From the entries below, copy every line holding the word "JSON".

★ ★ ★ ★ ★ ★ ★

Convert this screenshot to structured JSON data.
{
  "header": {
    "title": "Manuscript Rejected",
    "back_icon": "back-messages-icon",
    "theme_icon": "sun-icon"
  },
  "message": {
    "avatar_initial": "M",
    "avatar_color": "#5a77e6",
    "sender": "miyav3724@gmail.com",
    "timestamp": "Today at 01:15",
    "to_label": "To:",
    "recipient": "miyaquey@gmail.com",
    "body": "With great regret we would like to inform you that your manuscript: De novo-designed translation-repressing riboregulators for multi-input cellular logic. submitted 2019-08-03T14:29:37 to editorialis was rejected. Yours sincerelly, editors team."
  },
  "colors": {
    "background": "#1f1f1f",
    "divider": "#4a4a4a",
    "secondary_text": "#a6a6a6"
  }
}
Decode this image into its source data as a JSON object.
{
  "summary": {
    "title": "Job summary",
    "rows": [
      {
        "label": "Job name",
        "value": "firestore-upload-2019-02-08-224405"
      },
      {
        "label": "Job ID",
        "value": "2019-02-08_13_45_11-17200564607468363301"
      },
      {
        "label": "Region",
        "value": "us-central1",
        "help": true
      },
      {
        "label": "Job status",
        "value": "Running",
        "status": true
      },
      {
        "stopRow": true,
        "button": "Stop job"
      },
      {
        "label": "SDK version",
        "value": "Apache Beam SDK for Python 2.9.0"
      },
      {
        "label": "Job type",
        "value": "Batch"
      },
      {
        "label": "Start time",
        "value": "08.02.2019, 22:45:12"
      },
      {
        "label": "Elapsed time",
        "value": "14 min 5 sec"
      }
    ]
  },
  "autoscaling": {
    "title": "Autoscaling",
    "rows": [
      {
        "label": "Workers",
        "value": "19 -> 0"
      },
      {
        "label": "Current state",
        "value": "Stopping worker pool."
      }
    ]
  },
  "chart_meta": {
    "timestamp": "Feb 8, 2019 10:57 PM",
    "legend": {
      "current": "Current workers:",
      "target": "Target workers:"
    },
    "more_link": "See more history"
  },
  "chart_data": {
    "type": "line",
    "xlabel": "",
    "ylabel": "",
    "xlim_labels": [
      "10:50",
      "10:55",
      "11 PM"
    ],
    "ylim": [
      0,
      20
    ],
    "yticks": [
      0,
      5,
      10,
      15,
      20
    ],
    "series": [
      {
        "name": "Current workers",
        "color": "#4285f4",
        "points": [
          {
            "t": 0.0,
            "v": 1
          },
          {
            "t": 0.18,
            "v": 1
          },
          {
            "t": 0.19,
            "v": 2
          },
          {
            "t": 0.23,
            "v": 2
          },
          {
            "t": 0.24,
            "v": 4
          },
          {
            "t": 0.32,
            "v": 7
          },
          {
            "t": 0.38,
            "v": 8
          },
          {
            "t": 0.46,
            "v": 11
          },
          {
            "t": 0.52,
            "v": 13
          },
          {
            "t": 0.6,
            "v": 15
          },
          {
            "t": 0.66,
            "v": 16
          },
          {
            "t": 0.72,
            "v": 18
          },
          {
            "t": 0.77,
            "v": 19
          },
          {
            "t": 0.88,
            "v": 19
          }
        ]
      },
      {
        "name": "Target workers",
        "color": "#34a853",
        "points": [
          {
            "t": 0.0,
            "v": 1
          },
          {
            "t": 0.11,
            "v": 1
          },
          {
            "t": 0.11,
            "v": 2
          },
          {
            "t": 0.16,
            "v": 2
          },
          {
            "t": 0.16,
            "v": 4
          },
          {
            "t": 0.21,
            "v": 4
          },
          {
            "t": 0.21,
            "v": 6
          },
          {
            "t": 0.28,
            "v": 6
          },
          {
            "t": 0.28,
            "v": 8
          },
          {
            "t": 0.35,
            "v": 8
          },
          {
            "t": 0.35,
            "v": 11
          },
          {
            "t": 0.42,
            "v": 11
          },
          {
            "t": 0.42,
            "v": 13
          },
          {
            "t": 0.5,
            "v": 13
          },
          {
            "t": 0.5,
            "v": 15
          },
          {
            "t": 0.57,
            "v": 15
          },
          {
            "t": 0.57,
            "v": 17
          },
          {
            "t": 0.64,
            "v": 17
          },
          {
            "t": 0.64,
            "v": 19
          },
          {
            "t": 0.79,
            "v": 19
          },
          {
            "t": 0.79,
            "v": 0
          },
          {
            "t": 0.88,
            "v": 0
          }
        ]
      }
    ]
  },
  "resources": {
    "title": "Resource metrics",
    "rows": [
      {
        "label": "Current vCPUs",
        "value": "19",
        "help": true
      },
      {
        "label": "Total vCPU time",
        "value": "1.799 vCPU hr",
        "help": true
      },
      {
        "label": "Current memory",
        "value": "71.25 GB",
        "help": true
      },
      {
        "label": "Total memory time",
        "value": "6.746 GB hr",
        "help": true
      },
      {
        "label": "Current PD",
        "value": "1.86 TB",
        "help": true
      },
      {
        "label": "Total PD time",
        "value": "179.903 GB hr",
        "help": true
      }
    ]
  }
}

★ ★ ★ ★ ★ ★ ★

- Written solution -
Convert this screenshot to structured JSON data.
Decode this image into its source data as a JSON object.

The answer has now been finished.